If the ban were to come into effect, Vazzo and Pickup would be subject to a $1,000 fine for the first violation and a $5,000 fine for each following violation, regardless of whether or not the clients requested SOCE and regardless of whether the counselors used aversive methods, which they say they do not. This constitutes irreparable harm and justifies a temporary block on the ban, Judge Sansone argued.

Last week, Orthodox Jewish therapist Dr. David Schwartz filed his own lawsuit against New York City for its ban, which Schwartz aptly described as a “counseling censorship law.”

“There’s very, very clear censorship of speech being imposed here,” Jeana Hallock, an attorney with Alliance Defending Freedom (ADF), the law firm representing Schwartz, told PJ Media last week. She quoted the NIFLA decision, saying, “The people lose when the government is deciding which ideas should prevail, and that’s what the city council is trying to do here.”

Earlier this month, ex-gay psychotherapist Christopher Doyle sued Gov. Larry Hogan (R-Md.) and Maryland Attorney General Brian Frosh over Senate Bill 1028, Maryland’s law banning sexual orientation change therapy for minors, the Christian Post’s Michael Gryboski reported. In addition to the Tampa therapists, Liberty Counsel is also representing Doyle, along with two other cases in Florida and California.

These “conversion therapy” bans are “all very similar,” Staver told PJ Media last week. “They’ve all prohibited counselors from providing — and clients from receiving — any counsel to change their unwanted same-sex attractions, behavior, or identity, or gender confusion.”

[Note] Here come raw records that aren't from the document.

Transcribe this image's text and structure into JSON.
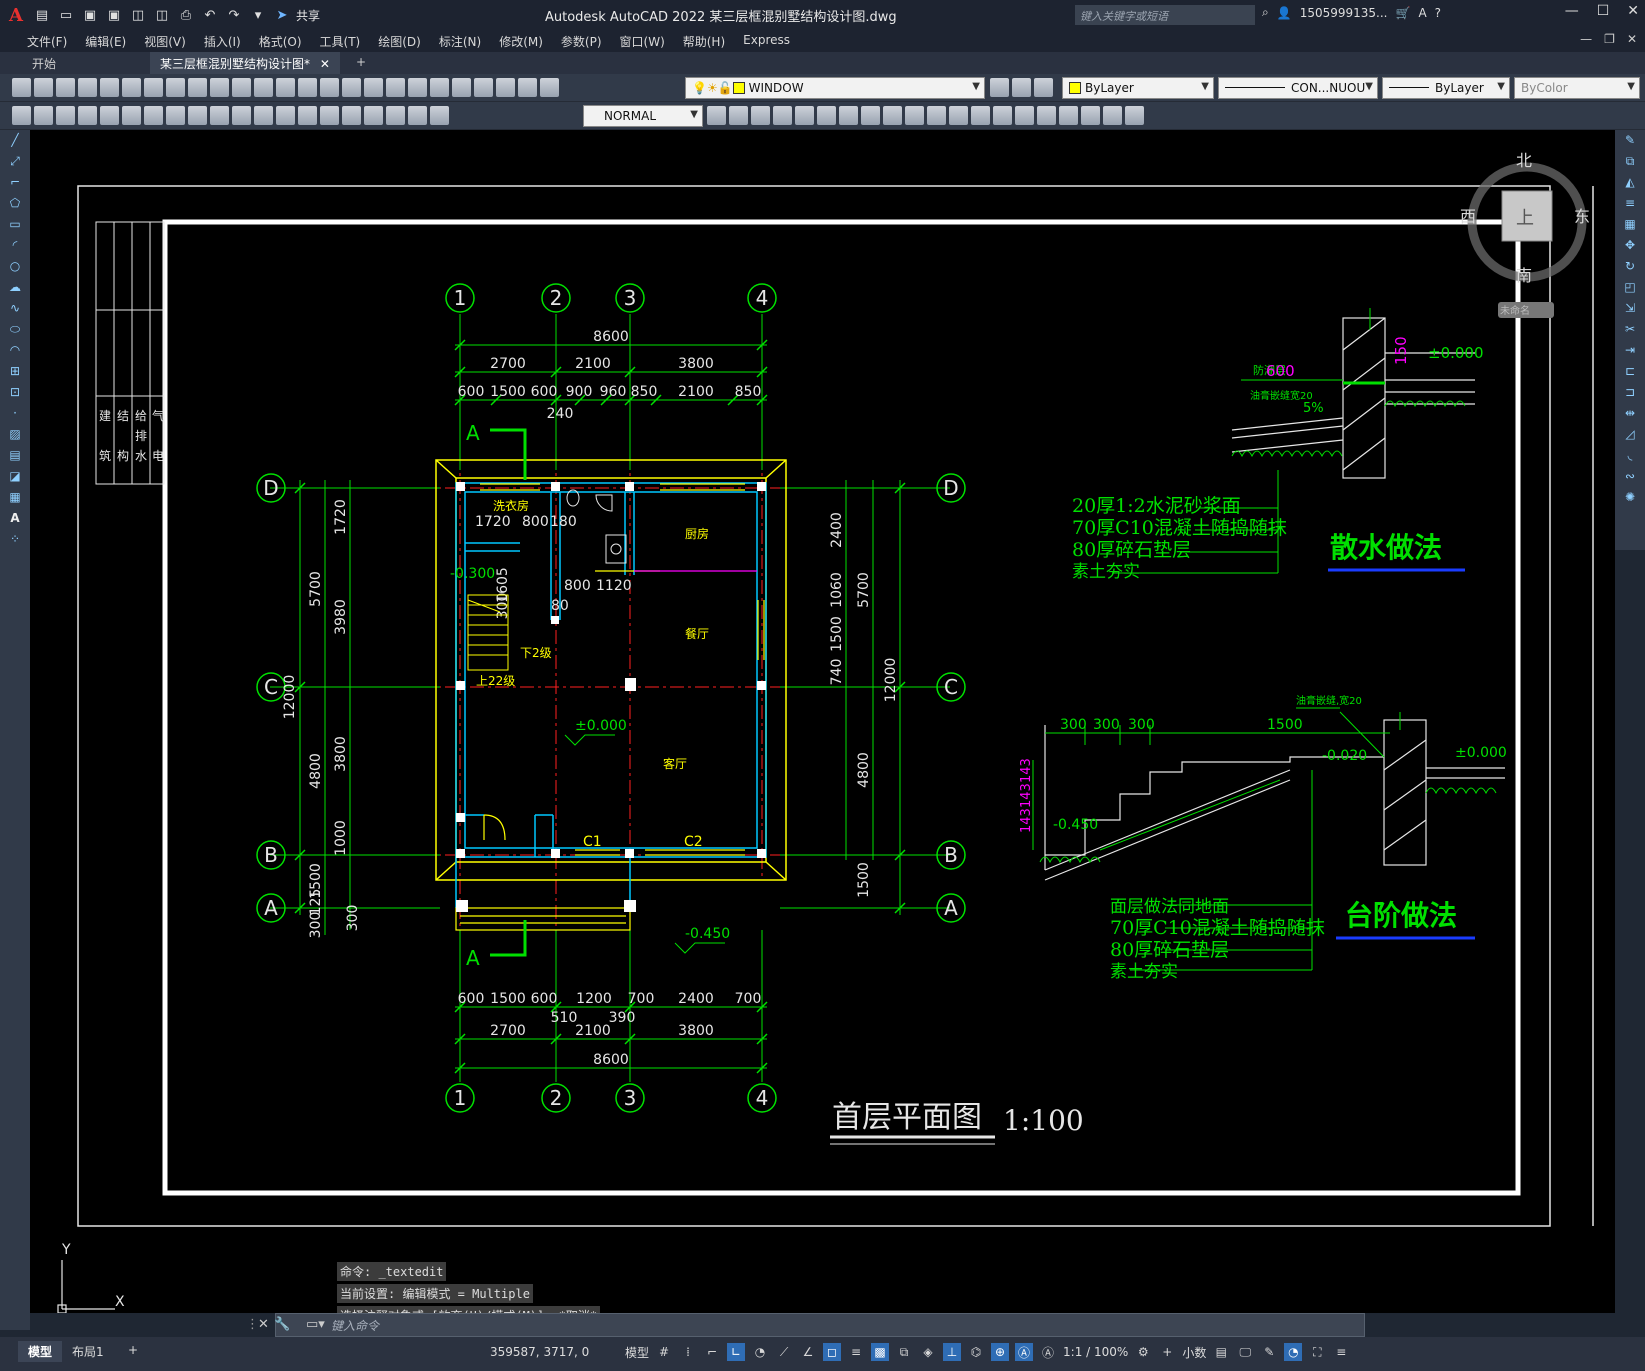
{
  "app": {
    "title": "Autodesk AutoCAD 2022    某三层框混别墅结构设计图.dwg",
    "search_placeholder": "键入关键字或短语",
    "user": "1505999135...",
    "share": "共享"
  },
  "menu": [
    "文件(F)",
    "编辑(E)",
    "视图(V)",
    "插入(I)",
    "格式(O)",
    "工具(T)",
    "绘图(D)",
    "标注(N)",
    "修改(M)",
    "参数(P)",
    "窗口(W)",
    "帮助(H)",
    "Express"
  ],
  "tabs": {
    "start": "开始",
    "doc": "某三层框混别墅结构设计图*",
    "new": "+"
  },
  "toolbar": {
    "layer": "WINDOW",
    "color": "ByLayer",
    "linetype": "CON...NUOU",
    "lineweight": "ByLayer",
    "plotstyle": "ByColor",
    "textstyle": "NORMAL"
  },
  "viewcube": {
    "north": "北",
    "south": "南",
    "east": "东",
    "west": "西",
    "top": "上",
    "wcs": "未命名"
  },
  "drawing": {
    "axes_top": [
      "1",
      "2",
      "3",
      "4"
    ],
    "axes_side": [
      "D",
      "C",
      "B",
      "A"
    ],
    "dims_top": {
      "total": "8600",
      "seg": [
        "2700",
        "2100",
        "3800"
      ],
      "detail": [
        "600",
        "1500",
        "600",
        "900",
        "960",
        "850",
        "2100",
        "850"
      ],
      "extra": "240"
    },
    "dims_bottom": {
      "detail": [
        "600",
        "1500",
        "600",
        "1200",
        "700",
        "2400",
        "700"
      ],
      "extra": [
        "510",
        "390"
      ],
      "seg": [
        "2700",
        "2100",
        "3800"
      ],
      "total": "8600"
    },
    "dims_left": {
      "outer": "12000",
      "mid": [
        "5700",
        "4800",
        "1500"
      ],
      "inner": [
        "1720",
        "3980",
        "3800",
        "1000",
        "300"
      ],
      "small": [
        "300",
        "125",
        "1605",
        "300"
      ]
    },
    "dims_right": {
      "outer": "12000",
      "mid": [
        "5700",
        "4800",
        "1500"
      ],
      "inner": [
        "2400",
        "1060",
        "1500",
        "740"
      ]
    },
    "rooms": {
      "laundry": "洗衣房",
      "kitchen": "厨房",
      "dining": "餐厅",
      "living": "客厅",
      "down": "下2级",
      "up": "上22级"
    },
    "room_dims": [
      "1720",
      "800",
      "180",
      "800",
      "1120",
      "80"
    ],
    "levels": {
      "a": "-0.300",
      "b": "±0.000",
      "c": "-0.450"
    },
    "windows": [
      "C1",
      "C2"
    ],
    "section_mark": "A",
    "title": "首层平面图",
    "scale": "1:100",
    "detail1": {
      "title": "散水做法",
      "notes": [
        "20厚1:2水泥砂浆面",
        "70厚C10混凝土随捣随抹",
        "80厚碎石垫层",
        "素土夯实"
      ],
      "labels": [
        "防潮层",
        "油膏嵌缝宽20",
        "600",
        "5%",
        "150",
        "±0.000"
      ]
    },
    "detail2": {
      "title": "台阶做法",
      "notes": [
        "面层做法同地面",
        "70厚C10混凝土随捣随抹",
        "80厚碎石垫层",
        "素土夯实"
      ],
      "labels": [
        "油膏嵌缝,宽20",
        "300",
        "300",
        "300",
        "1500",
        "-0.020",
        "±0.000",
        "-0.450",
        "143",
        "143",
        "143"
      ]
    },
    "titleblock": [
      "建",
      "筑",
      "结",
      "构",
      "给",
      "排",
      "水",
      "电",
      "气"
    ]
  },
  "command": {
    "history": [
      "命令: _textedit",
      "当前设置: 编辑模式 = Multiple",
      "选择注释对象或 [放弃(U)/模式(M)]: *取消*"
    ],
    "placeholder": "键入命令"
  },
  "status": {
    "model_tab": "模型",
    "layout_tab": "布局1",
    "add": "+",
    "coords": "359587, 3717, 0",
    "space": "模型",
    "scale": "1:1 / 100%",
    "units": "小数"
  }
}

“This forces counselors to override the objective and autonomous will of the client when the client asks them to help counsel them to change behavior and address their unwanted feelings,” Staver explained.

Contrary to the fears of LGBT activists, “counselors don’t push clients in a direction they don’t want to go,” the Liberty Counsel chairman insisted. “They’re kind of like a GPS. The client sets the destination, and the counselor guides them to it.”

Judge Sansone’s ruling is a limited win for the free speech argument against counseling censorship laws but the district court still has to decide whether or not to grant the Tampa counselors relief from the censorship law.

Follow the author of this article on Twitter at @Tyler2ONeil.